So I decided not to worry too much about the incoherence I found from that point on. But at the same time I knew that this was an indicator of the show’s questionable value and it also posed questions about the motivation behind it. I would have to be on my toes until this was over, since failure to provide for the show’s aesthetic and conceptual coherence made me think that a lack of professionalism would be demonstrated throughout.
And yet the lack of aesthetic quality, and the poor taste that was eventually demonstrated in all aspects of the exhibition, was something that had manifested itself months before I took my moons and flew to London. Early on, yet over a month after the fee to participate in the exhibition had been paid, a new element about the show emerged. The exhibition press release sent to us by the curator read that the show was being held “in aid of OCD UK”, meaning that somehow (it wasn’t disclosed how exactly) the show was connected to a charity organization. This alone should have probably sufficed for me to up and walk away from the event since it revealed the utter disregard of the organizers for the participating artists: It was obviously considered to not be their business to know about the exhibition’s profile and be able to make an informed decision about whether its overall profile suited them before they opted in. Adding insult to injury, this news was followed by an e-mail inquiring whether any of the participating artists who may have suffered in the past (or still did) from Obsessive Compulsive Disorder (the condition connected to the charity), would be interested in providing a radio interview in the days leading up to the exhibition to talk about their condition. This I leave up to the reader to assess…
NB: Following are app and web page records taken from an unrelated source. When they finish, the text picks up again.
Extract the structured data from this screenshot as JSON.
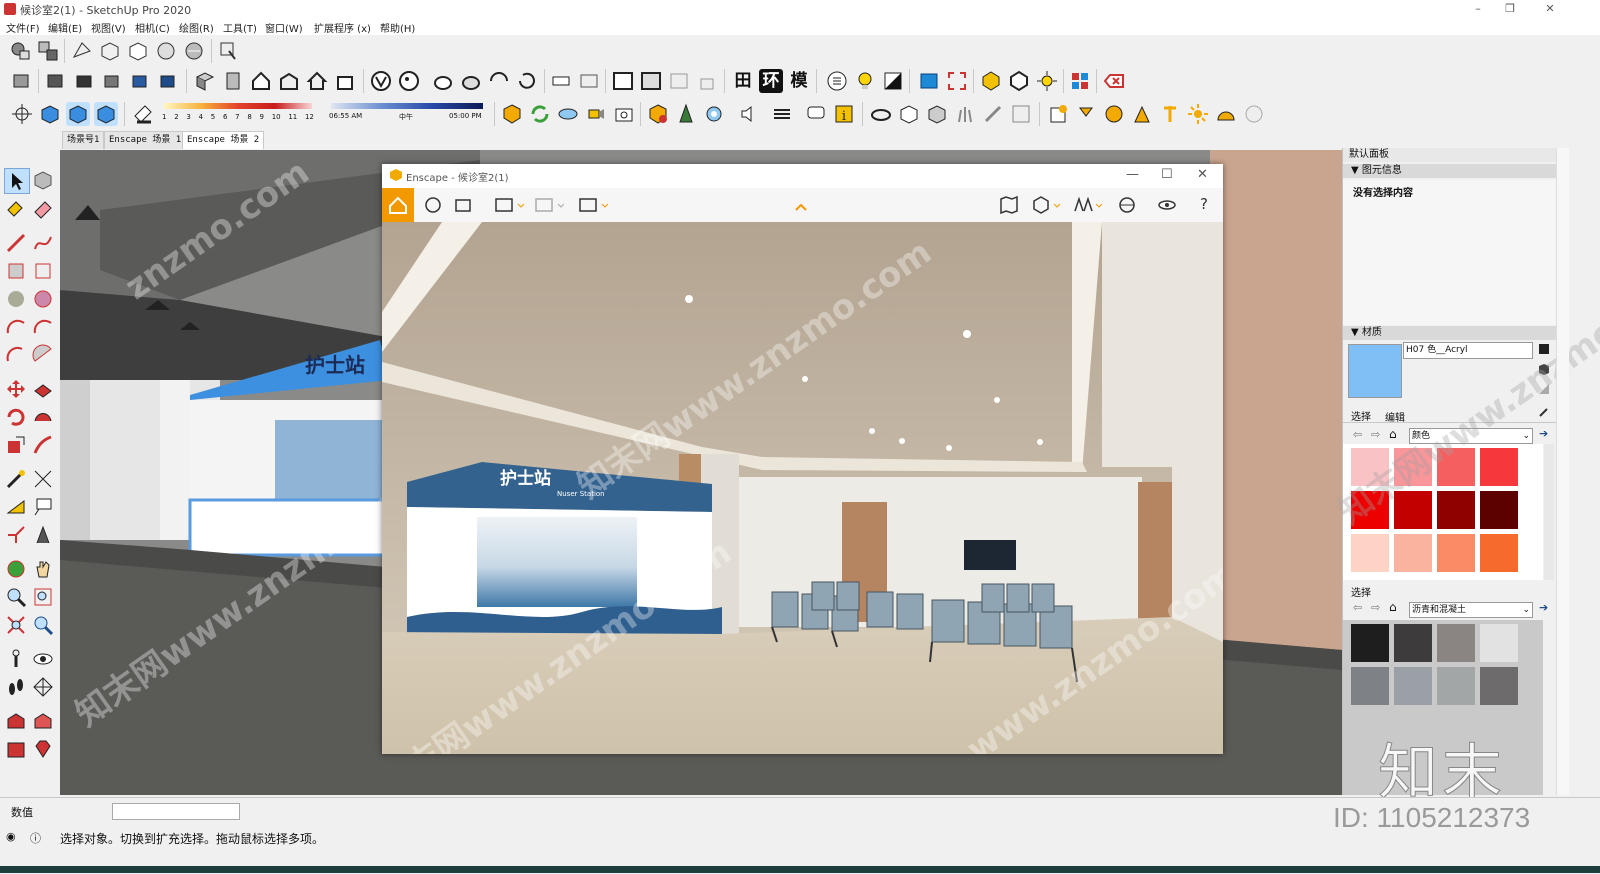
{
  "window": {
    "title": "候诊室2(1) - SketchUp Pro 2020",
    "controls": [
      "–",
      "❐",
      "✕"
    ]
  },
  "menu": [
    "文件(F)",
    "编辑(E)",
    "视图(V)",
    "相机(C)",
    "绘图(R)",
    "工具(T)",
    "窗口(W)",
    "扩展程序 (x)",
    "帮助(H)"
  ],
  "toolbar": {
    "shadow_scale_labels": [
      "1",
      "2",
      "3",
      "4",
      "5",
      "6",
      "7",
      "8",
      "9",
      "10",
      "11",
      "12"
    ],
    "time_start": "06:55 AM",
    "time_mid": "中午",
    "time_end": "05:00 PM",
    "text_icons": [
      "田",
      "环",
      "模"
    ]
  },
  "scenes": [
    "场景号1",
    "Enscape 场景 1",
    "Enscape 场景 2"
  ],
  "enscape": {
    "title": "Enscape - 候诊室2(1)",
    "help_label": "?"
  },
  "viewport_sign": "护士站",
  "render": {
    "sign_main": "护士站",
    "sign_sub": "Nuser Station"
  },
  "right_panel": {
    "header": "默认面板",
    "entity_info": {
      "title": "图元信息",
      "empty_text": "没有选择内容"
    },
    "materials": {
      "title": "材质",
      "material_name": "H07 色__Acryl",
      "preview_color": "#7fbff5",
      "tab_select": "选择",
      "tab_edit": "编辑",
      "library": "颜色",
      "colors": [
        "#f9c2c5",
        "#f8969a",
        "#f65f60",
        "#f4383b",
        "#ec0000",
        "#c20000",
        "#8f0000",
        "#5c0000",
        "#fcd3c5",
        "#fab39f",
        "#f98c66",
        "#f66a2e"
      ]
    },
    "select2": {
      "title": "选择",
      "library": "沥青和混凝土",
      "textures": [
        "#c9c9c9",
        "#1e1e1e",
        "#3d3b3b",
        "#8a8583",
        "#e2e2e2",
        "#7e8186",
        "#9aa0a5",
        "#a2a6a6",
        "#6d6b6b"
      ]
    }
  },
  "watermarks": [
    "znzmo.com",
    "知末网www.znzmo.com",
    "知末网www.znzmo.com",
    "知末网www.znzmo.com",
    "www.znzmo.com",
    "知末网www.znzmo.com"
  ],
  "logo_text": "知末",
  "id_text": "ID: 1105212373",
  "status": {
    "measure_label": "数值",
    "measure_value": "",
    "hint": "选择对象。切换到扩充选择。拖动鼠标选择多项。"
  }
}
Regardless of the fact that this venture provided me with little to no value professionally, I do believe its overall effect at that time was constructive: I gained indispensable experience just when I needed it, I did something new that pushed my practice further leading to a breakthrough in my work, and, maybe most importantly, I met a couple of fellow artists with whom I have a valuable exchange to this day.
Lessons from this I will keep:
– When something looks unprofessional it usually is all the way through. If the person in charge of the “opportunity” can’t use language correctly or is vague on essential issues, odds are there will be larger and more serious failures in their performance along the way.
– Be skeptical, if not dismissive from the get go, of “opportunities” essentially funded by the artist. As I realized the fee the artists were paying for their participation was going to cover the gallery’s rent. One can’t expect any real career boost from these kinds of setups.
– There are two kinds of opportunities: One-sided “opportunities” tailored to serve the organizers’ agenda, and true opportunities that benefit both parties. When the artist feels like he/she is only a means to an end, his/her opinion is not respected or even taken into account, or that they are part of something they didn’t opt in to, they should leave early and cut their losses.
If you are starting out, trust your instincts and read the signs. If you find yourself at the receiving end of this kind of opportunity, make some friends along the way, because this is one of the few valuable things that remains from any venture. And in the end, look back on the experience and evaluate.
Do you have the experience of a similar kind of opportunity? When was the moment you realized it wasn’t going to provide you with the value you expected? Was anything gained from this regardless?
Featured image: Penelope Vlassopoulou, Thirty-six blue moons, detail, Artist’s book/installation, accordion book in case, powdered pigment, handmade paper, abaca paper, 139 x 93.5 cm (open accordion dimensions), edition, unique, 2014